ASSIGNMENT >> Scan the entries below for "header" and copy each line that holds it.

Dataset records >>

↓↓↓

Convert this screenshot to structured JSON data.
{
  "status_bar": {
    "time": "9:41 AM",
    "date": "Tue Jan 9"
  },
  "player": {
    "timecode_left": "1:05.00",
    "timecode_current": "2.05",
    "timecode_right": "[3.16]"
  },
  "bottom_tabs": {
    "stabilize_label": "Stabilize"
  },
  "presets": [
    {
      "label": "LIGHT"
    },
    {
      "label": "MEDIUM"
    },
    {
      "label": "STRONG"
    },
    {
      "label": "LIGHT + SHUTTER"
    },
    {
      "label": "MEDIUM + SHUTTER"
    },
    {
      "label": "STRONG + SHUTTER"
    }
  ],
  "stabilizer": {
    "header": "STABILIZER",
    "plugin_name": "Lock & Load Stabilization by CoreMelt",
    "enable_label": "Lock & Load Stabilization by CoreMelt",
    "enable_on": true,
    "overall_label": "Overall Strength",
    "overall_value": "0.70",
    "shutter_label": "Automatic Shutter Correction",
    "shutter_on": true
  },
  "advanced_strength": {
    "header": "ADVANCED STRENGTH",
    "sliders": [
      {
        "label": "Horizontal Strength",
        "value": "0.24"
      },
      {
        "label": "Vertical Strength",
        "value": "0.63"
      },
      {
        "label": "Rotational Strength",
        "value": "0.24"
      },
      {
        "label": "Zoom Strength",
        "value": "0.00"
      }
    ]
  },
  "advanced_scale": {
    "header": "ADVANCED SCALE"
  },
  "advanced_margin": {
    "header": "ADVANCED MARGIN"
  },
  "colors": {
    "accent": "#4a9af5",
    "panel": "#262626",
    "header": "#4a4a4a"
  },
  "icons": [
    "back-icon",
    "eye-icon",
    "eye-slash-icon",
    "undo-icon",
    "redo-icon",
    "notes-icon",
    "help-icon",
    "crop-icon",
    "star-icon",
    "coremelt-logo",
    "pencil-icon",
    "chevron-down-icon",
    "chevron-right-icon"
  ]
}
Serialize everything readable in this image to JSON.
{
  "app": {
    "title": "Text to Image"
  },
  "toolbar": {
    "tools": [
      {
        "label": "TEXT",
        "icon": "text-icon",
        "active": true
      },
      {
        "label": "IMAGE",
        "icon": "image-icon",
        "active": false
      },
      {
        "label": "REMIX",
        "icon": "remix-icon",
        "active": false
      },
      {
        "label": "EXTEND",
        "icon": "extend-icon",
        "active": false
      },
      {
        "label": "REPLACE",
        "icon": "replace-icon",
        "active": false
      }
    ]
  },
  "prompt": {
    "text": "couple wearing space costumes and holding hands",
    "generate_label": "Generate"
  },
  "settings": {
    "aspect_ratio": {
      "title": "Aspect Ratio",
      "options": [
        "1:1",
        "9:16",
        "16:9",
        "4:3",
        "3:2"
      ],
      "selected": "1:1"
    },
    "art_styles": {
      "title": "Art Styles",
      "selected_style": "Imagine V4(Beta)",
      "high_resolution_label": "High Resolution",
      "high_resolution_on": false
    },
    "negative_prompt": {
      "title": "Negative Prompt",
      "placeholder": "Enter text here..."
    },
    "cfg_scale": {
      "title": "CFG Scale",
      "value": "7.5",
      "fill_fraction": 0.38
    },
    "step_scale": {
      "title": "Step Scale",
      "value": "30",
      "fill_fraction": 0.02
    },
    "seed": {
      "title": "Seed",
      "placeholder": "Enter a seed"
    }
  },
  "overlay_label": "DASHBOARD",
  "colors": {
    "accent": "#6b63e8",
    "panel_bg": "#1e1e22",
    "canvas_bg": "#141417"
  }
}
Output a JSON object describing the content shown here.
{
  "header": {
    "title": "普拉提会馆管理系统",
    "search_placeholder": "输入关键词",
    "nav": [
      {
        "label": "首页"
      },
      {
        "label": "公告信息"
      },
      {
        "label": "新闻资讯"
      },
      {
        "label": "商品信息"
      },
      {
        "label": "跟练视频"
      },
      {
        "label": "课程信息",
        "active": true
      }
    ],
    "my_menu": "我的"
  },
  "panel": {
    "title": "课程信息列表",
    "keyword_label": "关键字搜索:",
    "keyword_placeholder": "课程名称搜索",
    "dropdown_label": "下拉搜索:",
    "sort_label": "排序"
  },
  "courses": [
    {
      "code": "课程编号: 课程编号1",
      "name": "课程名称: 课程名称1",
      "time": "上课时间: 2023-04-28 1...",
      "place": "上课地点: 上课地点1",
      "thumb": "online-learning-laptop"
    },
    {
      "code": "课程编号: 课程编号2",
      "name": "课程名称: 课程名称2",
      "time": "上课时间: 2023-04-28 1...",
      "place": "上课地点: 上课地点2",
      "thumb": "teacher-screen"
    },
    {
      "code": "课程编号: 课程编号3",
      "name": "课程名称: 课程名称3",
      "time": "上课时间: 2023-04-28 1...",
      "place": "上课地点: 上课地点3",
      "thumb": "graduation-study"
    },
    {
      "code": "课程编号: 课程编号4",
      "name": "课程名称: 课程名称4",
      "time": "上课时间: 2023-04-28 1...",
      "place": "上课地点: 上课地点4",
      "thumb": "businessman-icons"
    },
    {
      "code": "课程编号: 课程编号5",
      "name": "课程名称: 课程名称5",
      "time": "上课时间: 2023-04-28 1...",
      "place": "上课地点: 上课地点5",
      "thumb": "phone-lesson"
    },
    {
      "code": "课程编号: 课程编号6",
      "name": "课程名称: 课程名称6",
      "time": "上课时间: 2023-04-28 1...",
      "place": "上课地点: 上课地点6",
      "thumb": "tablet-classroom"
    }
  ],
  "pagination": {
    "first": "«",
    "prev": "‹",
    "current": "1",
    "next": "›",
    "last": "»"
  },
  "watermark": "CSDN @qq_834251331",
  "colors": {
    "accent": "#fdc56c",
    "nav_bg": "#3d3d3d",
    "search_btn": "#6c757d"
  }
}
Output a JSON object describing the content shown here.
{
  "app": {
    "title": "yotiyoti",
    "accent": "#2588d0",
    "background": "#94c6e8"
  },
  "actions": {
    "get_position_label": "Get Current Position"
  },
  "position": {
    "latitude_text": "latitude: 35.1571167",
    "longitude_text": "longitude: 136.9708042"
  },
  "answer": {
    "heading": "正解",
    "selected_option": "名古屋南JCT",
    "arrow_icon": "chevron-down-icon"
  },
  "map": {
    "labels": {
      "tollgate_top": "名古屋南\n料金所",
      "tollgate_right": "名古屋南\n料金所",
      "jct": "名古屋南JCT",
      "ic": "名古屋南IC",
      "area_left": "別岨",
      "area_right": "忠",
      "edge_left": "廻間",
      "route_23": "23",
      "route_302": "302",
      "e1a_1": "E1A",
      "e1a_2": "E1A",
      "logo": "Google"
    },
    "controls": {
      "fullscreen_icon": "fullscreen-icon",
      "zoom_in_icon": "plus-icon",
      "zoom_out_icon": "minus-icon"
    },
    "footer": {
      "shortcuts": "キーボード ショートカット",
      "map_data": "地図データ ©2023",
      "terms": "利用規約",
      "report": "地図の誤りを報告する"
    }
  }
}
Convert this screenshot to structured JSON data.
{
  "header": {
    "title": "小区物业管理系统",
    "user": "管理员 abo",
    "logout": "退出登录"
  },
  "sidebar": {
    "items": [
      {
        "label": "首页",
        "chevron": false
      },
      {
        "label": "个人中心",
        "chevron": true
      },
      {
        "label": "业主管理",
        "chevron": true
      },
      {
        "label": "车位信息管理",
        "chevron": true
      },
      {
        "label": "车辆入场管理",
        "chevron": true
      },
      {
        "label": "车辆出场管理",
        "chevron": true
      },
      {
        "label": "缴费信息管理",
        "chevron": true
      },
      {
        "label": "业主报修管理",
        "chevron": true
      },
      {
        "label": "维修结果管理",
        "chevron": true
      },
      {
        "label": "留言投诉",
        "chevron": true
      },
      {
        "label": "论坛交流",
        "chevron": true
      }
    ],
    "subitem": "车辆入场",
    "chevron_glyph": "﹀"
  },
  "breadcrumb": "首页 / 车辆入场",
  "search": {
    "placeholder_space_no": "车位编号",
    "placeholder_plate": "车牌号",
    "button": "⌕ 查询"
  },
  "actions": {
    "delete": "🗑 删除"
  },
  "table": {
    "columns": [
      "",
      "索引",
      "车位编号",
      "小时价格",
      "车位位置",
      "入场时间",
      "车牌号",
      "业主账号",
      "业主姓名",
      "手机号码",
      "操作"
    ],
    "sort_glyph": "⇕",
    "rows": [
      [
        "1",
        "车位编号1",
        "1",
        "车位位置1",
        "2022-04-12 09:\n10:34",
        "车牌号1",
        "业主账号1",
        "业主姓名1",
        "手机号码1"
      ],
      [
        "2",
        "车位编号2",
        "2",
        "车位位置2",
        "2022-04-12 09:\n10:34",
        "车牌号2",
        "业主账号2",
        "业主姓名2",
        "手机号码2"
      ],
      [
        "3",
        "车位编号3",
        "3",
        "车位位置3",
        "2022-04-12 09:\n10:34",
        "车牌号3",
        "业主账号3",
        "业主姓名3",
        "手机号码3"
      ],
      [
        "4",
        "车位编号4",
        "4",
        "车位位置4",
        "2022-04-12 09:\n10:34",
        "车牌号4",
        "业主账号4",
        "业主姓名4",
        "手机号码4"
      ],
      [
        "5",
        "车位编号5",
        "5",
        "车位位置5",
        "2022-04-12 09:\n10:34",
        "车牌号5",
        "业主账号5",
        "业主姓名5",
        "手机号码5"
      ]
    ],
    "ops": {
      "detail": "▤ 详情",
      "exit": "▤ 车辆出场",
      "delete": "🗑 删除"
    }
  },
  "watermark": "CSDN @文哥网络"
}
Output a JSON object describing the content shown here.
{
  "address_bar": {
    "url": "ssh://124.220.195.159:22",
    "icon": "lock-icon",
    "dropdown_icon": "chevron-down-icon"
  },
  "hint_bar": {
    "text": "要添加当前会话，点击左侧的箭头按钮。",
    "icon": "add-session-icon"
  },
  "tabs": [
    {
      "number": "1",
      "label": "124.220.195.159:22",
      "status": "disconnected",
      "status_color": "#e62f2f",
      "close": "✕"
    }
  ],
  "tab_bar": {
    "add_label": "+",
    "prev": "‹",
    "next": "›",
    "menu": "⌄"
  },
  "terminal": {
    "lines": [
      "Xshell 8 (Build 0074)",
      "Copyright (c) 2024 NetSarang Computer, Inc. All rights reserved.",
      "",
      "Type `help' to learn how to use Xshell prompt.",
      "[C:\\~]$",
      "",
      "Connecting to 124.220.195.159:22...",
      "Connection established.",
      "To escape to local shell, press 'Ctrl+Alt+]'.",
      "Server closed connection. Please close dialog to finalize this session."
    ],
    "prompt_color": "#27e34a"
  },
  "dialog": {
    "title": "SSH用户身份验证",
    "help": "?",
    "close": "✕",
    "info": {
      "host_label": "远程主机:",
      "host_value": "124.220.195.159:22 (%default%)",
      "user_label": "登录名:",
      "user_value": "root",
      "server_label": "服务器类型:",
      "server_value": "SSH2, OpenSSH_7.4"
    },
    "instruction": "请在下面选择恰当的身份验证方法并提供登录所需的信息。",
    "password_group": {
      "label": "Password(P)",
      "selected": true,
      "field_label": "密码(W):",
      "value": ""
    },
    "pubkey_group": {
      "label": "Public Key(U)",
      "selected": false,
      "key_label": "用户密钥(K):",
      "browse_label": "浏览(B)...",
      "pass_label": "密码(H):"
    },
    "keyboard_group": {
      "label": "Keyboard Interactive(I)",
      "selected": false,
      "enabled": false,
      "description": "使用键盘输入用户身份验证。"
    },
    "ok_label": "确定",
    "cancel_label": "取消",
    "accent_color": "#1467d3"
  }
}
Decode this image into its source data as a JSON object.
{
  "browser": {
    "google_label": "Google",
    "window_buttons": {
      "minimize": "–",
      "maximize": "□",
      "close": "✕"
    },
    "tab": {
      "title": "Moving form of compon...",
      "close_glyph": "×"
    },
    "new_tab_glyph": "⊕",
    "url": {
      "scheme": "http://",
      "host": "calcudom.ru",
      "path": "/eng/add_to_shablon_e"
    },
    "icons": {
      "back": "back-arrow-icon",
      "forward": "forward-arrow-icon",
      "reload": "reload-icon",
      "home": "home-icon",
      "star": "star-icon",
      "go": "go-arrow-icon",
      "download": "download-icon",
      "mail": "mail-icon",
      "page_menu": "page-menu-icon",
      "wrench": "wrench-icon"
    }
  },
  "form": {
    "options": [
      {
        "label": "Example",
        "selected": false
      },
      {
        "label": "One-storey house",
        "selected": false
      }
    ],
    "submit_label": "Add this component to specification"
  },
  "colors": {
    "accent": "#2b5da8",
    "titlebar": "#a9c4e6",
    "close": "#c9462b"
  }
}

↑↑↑

OUTPUT >>
    "header": "STABILIZER",
    "header": "ADVANCED STRENGTH",
    "header": "ADVANCED SCALE"
    "header": "ADVANCED MARGIN"
    "header": "#4a4a4a"
  "header": {
  "header": {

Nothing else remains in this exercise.